Locate every line in the records below that holds the word "down" and return each one.

-.-.-

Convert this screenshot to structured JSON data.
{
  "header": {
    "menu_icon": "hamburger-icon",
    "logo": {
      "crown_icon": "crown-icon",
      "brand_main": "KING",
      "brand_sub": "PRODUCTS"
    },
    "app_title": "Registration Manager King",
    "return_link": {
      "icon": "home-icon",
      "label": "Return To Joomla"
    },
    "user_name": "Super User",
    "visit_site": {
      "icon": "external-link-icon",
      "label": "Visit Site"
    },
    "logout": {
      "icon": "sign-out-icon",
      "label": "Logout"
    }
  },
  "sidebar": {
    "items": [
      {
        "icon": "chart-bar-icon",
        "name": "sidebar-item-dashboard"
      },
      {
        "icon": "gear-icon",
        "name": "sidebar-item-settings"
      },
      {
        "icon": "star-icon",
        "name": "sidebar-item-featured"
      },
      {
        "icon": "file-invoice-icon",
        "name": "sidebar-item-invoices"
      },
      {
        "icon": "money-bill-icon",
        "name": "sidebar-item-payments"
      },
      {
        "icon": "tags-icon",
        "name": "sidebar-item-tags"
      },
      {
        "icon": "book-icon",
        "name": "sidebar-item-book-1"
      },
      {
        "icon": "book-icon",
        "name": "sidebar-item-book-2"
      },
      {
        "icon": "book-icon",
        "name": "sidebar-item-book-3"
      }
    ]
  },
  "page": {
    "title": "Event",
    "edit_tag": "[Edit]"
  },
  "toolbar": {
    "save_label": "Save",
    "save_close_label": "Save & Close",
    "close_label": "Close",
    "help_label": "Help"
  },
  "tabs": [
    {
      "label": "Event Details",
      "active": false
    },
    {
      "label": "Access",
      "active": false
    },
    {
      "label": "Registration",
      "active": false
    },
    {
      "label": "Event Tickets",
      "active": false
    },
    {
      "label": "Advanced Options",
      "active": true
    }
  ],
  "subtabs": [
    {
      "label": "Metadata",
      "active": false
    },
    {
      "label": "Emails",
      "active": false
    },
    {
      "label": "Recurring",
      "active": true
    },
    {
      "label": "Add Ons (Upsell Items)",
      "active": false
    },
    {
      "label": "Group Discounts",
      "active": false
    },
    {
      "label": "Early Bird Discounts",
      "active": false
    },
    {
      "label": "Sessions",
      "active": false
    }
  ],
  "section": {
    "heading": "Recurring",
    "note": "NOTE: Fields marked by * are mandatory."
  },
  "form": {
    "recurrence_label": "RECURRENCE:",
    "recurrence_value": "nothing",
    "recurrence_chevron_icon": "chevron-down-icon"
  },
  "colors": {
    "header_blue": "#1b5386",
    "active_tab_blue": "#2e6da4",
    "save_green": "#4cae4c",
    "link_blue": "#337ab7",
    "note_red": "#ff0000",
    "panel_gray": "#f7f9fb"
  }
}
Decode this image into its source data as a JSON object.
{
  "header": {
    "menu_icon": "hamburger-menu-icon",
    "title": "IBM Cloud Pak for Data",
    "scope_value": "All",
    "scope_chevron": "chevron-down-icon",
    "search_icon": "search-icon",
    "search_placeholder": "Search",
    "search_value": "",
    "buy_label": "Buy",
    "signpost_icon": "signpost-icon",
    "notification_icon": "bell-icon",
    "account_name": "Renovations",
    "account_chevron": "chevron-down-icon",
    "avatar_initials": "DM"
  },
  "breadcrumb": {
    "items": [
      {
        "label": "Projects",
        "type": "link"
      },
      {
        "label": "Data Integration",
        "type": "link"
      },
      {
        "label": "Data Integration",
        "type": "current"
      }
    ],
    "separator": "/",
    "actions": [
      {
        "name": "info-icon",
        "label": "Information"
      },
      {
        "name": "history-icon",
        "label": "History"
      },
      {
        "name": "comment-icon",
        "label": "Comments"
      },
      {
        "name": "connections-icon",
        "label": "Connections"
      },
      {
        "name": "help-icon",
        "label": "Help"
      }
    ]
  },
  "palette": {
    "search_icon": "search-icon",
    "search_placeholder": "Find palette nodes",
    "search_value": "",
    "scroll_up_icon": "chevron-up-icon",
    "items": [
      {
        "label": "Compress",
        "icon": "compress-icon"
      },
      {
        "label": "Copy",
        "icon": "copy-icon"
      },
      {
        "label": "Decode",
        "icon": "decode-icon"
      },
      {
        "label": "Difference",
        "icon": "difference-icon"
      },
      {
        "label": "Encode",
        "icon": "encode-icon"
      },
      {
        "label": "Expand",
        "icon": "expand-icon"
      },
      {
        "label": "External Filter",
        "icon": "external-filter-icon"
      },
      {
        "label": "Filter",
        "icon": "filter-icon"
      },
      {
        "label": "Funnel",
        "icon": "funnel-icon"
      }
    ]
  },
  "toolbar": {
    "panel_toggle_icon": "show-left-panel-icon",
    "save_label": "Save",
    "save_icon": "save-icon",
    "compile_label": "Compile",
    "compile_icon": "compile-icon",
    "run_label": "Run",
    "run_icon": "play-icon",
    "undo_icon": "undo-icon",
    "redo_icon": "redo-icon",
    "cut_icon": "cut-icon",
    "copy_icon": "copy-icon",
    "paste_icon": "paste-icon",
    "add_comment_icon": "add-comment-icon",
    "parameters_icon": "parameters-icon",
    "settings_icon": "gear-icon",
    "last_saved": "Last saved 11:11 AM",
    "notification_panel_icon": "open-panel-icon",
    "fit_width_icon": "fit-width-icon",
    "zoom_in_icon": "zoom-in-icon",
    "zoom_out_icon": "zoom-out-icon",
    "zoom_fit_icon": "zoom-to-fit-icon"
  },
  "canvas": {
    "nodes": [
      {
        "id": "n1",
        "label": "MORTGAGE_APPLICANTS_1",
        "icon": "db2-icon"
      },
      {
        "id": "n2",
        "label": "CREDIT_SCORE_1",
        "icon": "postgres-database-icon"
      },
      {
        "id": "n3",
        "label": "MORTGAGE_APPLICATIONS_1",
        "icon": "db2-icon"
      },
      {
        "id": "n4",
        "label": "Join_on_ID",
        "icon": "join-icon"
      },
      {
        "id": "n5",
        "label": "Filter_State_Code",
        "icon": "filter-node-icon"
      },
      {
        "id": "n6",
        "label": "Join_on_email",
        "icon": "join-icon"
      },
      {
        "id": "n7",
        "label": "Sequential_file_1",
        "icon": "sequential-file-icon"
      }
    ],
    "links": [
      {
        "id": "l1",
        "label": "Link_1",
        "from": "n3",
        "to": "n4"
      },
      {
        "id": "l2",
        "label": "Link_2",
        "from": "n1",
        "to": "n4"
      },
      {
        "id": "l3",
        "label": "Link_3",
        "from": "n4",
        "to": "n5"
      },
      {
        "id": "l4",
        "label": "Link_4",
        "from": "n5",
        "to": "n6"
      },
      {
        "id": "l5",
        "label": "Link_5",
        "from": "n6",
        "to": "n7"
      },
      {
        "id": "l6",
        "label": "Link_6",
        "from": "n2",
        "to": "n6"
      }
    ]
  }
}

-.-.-

> [Answer for this exercise]
    "recurrence_chevron_icon": "chevron-down-icon"
    "scope_chevron": "chevron-down-icon",
    "account_chevron": "chevron-down-icon",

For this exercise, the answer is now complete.